Who is sticking their nose into Israeli politics?
Both spoke out against Israeli Prime Minister Benjamin Netanyahu’s recent announcement that he was forging an alliance with the extremist Jewish Power party, a descendant of the late American-born Rabbi Meir Kahane’s outlawed Kach party.
AIPAC said it had a “long-standing policy not to meet with members of this racist and reprehensible party” while the AJC also called its views “reprehensible”.
But talking to Israelis – regardless of whether or not they support Netanyahu or his outreach to this extremist party – most insist that it’s not for people outside of Israel to dictate internal politics.
“Come live in Israel, go to the army, pay taxes, face the same kind of daily terror we do, and then you can vote, and say what should or should not be done here,” is a common refrain I hear.
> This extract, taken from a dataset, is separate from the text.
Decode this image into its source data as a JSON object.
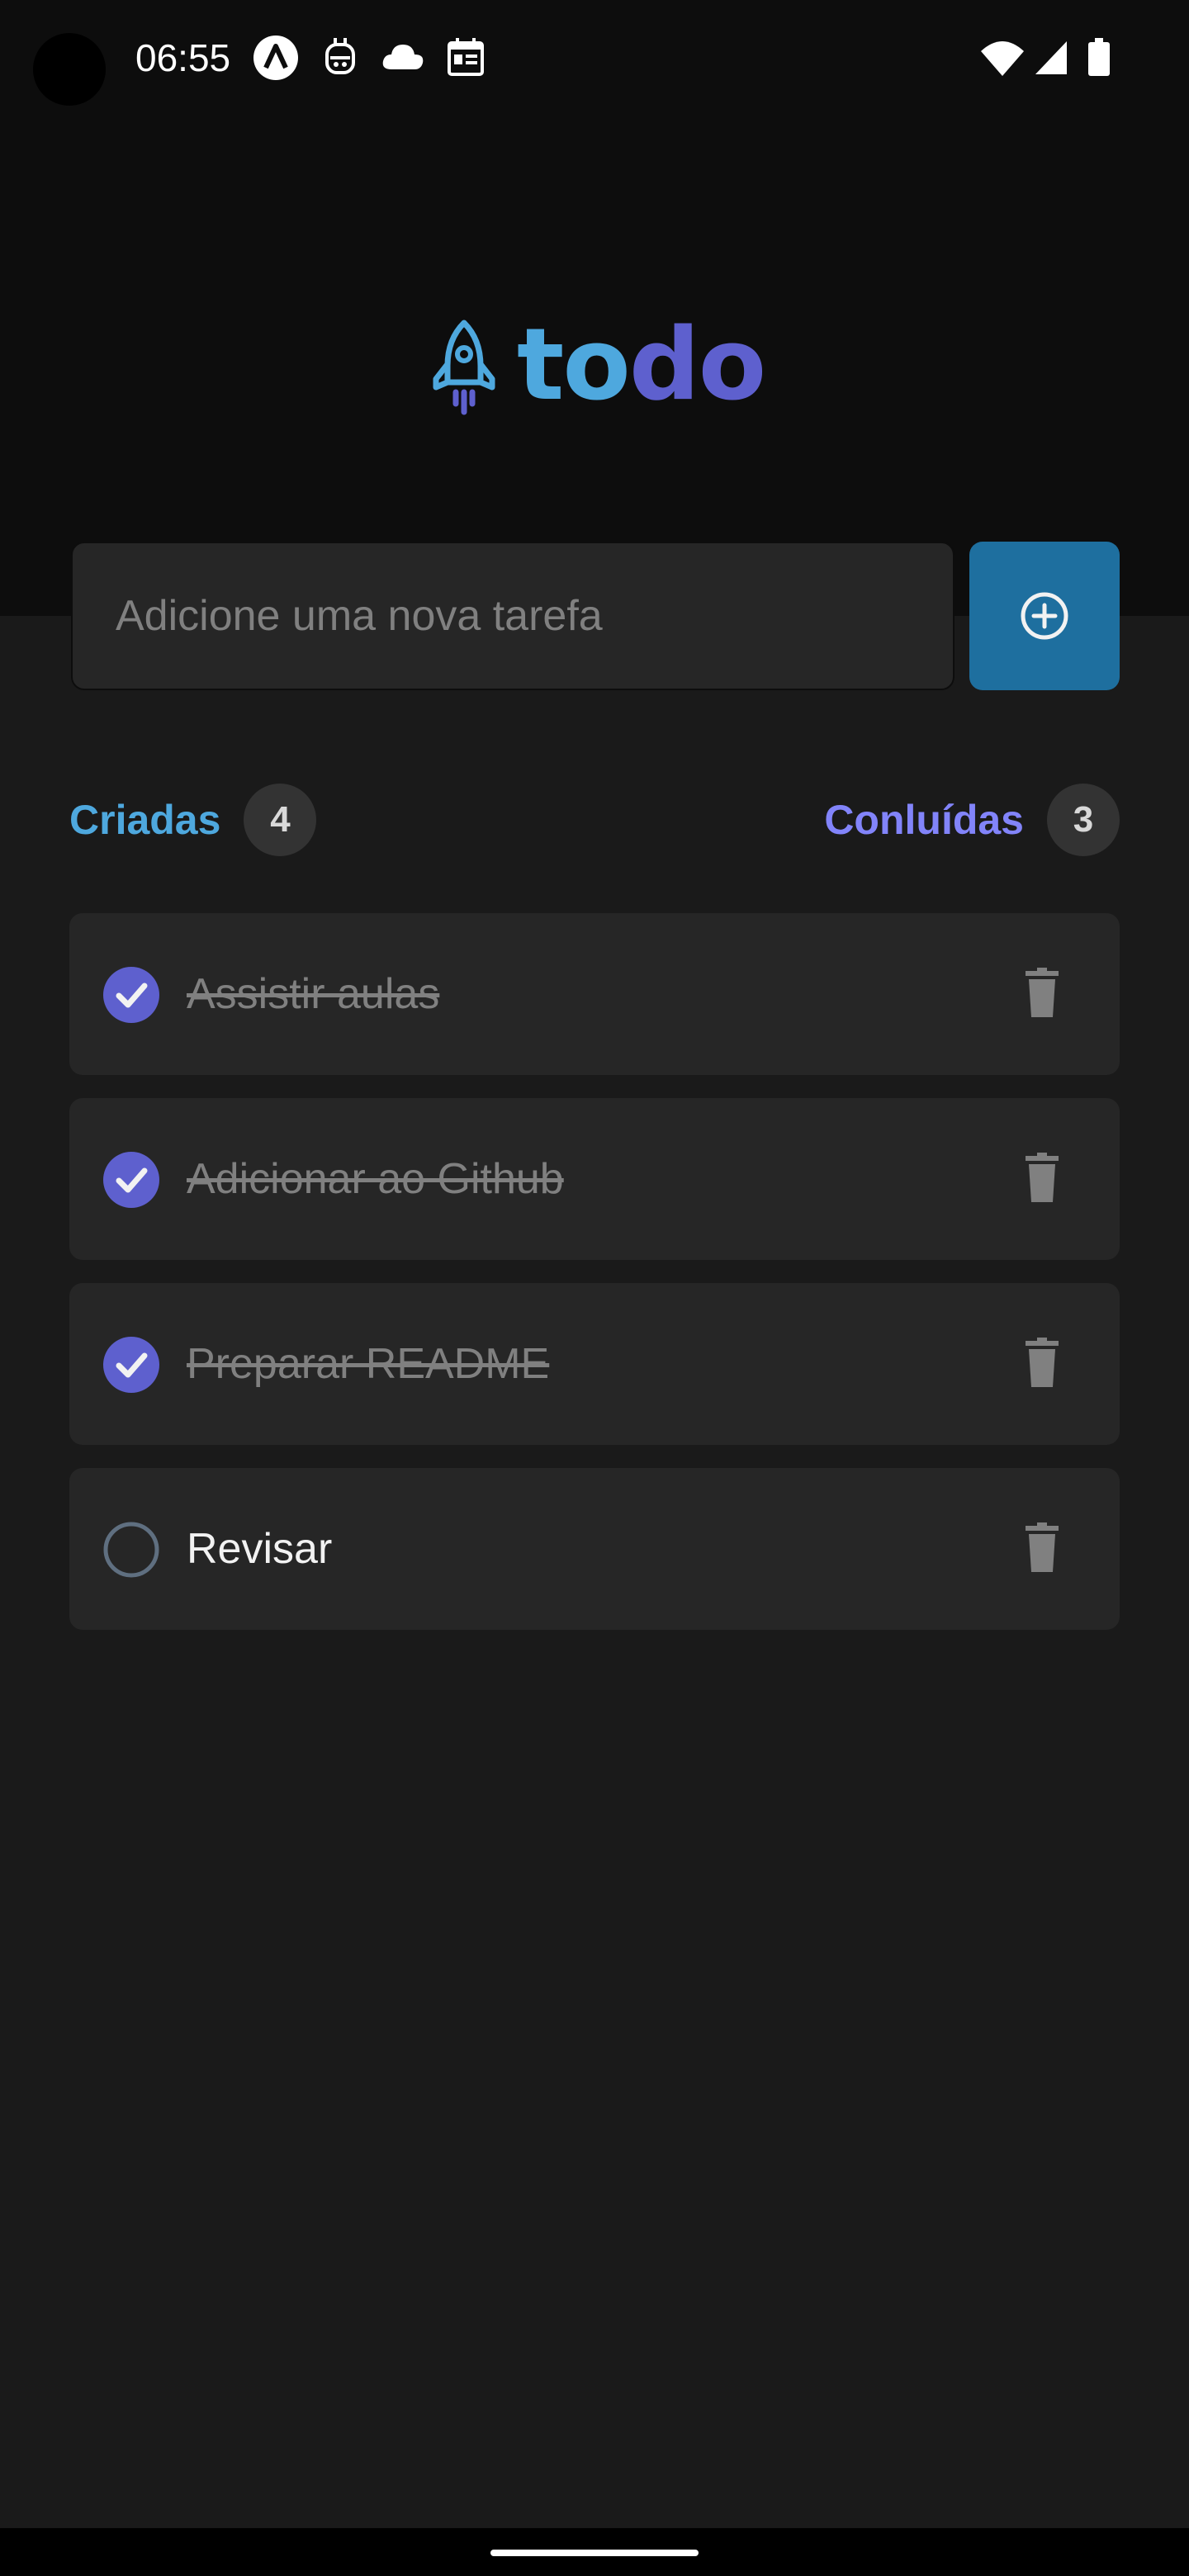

And until now, American Jewish leaders seemed in agreement. Their policy was not to criticise Israel publicly or its politics. But the radical platform of this minority party seems to have thrown that policy into disarray.
The Jewish Power party promotes racist legislation against all non-Jews, calls for the forced removal of Palestinians, and bans intermarriage between Israelis and Arabs. Ironically, it’s not the first time a party advocating such views could enter the Knesset (parliament).
Kahane himself served one term in the 1980s as head of the Kach party before his movement was banned in Israel because of its racist mandate. He was later assassinated in New York by an Egyptian-born American.
So why would Netanyahu court such a controversial party? The answer is simple – for his political survival. Even before his closest competitors, Yair Lapid of Yesh Atid and Benny Gantz of Israel Resilience, announced last week they were merging their parties, Netanyahu had already stated he was joining forces with Jewish Power.
No sooner had he made this announcement, than Lapid and Gantz confirmed they were uniting under the banner of the Blue and White party. They said they were motivated by “national responsibility”, and that their unity arrangement would effect a rotation leadership in which Gantz would serve as prime minister for two and a half years, followed by Lapid.
The latest polls expect the Blue and White party to win 36 seats in the 120-seat Knesset compared to Netanyahu’s Likud winning 31. No wonder then that the prime minister is not taking any chances, and is forging as many alliances as he can. His invitation to bring on board Jewish Power needs to be understood in this context. As long as the party is legal – and it is – it is entitled to exist and compete in a democratic country regardless of how reprehensible its views are to most people.
After all, this is the argument upheld by those who praise the fact that at the opposite end of the Israeli political spectrum – on the extreme left – are Arab and Islamist parties. In spite of supporting Israel’s enemies and opposing the country’s existence, their presence is quoted as proof of Israel’s democracy and freedom of speech.
What’s noteworthy is that AJC and AIPAC have never meted out any criticism of these Arab parties. Surely this smacks of double standards? Let’s be fair and criticise both extremes when they push the envelope too far. Or let’s keep mum on both. You cannot criticise the extreme right, and support the existence of the extreme left.
I am no fan of Kahane’s politics, but where was the condemnation from these American groups when Arab Knesset member Hanin Zoabi joined the 2010 Gaza flotilla, called Israeli soldiers “murderers”, praised Palestinians who carried out deadly attacks on Israelis, and met their families in solidarity?
Where was the condemnation when another Arab parliamentarian, Dr Bassel Ghattas, smuggled cell phones and sim cards to convicted Palestinians in prison? Or when Azmi Bishara, also a Knesset member at the time, was caught giving Hezbollah information about where its rockets were falling during the 2006 war between the sides?
Even the most liberal Scandinavian democracies would not allow political parties to call for the destruction of the country which they (supposedly) serve.
Come 9 April, once the ballots are in, Israeli President Reuven Rivlin is mandated to ask the party with the most votes to form the next government. Unless Gantz and Lapid’s Blue and White party can garner a parliamentary majority of 61 seats, it will fail to do so. Its immediate choice of partners is nothing special – a broken-up left-wing, confused centre, and largely anti-Zionist Arab list.
This means that either the Gantz-Lapid camp will have to shift right and merge with Likud and/or other right-wing parties, or Netanyahu might still be tasked with forming the next government even if he doesn’t win first place in the polls.
Gantz and Lapid insist that if the attorney general announces that he intends to indict Netanyahu for corruption, they will not join a government he heads. That said, it’s still early days, and a lot can change.
In the last elections, Jewish Power was only a few thousand votes short of passing the threshold to enter the Knesset. This time around, it looks like it will succeed. And while every democratic country is going to have parties one doesn’t necessarily like, it’s up to the people of Israel and not those living outside her borders to decide who they want sitting in their parliament.